> _Required work_:
Find all lines with the word "heading" in the material, then copy them.
*** Opening of Exercise materials ***
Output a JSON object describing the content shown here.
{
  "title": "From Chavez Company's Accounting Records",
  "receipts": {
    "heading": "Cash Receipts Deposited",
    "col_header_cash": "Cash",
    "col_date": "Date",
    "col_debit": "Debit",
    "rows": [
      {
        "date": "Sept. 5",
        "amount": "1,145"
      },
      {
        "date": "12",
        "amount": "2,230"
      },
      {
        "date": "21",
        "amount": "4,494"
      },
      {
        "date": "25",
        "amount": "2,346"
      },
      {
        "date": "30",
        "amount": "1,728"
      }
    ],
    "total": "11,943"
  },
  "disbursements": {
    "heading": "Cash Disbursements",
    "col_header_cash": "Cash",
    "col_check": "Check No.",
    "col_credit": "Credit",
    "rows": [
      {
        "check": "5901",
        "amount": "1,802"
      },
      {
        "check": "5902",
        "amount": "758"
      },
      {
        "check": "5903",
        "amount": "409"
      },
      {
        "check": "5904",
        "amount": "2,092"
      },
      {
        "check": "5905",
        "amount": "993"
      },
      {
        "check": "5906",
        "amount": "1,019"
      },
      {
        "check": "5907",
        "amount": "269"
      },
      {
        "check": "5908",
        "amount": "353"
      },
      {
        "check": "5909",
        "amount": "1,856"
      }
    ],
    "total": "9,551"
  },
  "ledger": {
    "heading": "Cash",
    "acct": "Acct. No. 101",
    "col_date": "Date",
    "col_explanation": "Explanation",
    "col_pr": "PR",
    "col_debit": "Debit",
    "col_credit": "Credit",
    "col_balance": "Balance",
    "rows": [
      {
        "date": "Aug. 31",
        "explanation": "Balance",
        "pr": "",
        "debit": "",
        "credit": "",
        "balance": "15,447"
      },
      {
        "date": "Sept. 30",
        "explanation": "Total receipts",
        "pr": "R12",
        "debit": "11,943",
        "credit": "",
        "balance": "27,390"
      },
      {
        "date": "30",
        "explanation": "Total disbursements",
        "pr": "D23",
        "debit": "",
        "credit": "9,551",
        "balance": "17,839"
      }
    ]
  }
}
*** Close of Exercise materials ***
> _Result of the exercise_:
    "heading": "Cash Receipts Deposited",
    "heading": "Cash Disbursements",
    "heading": "Cash",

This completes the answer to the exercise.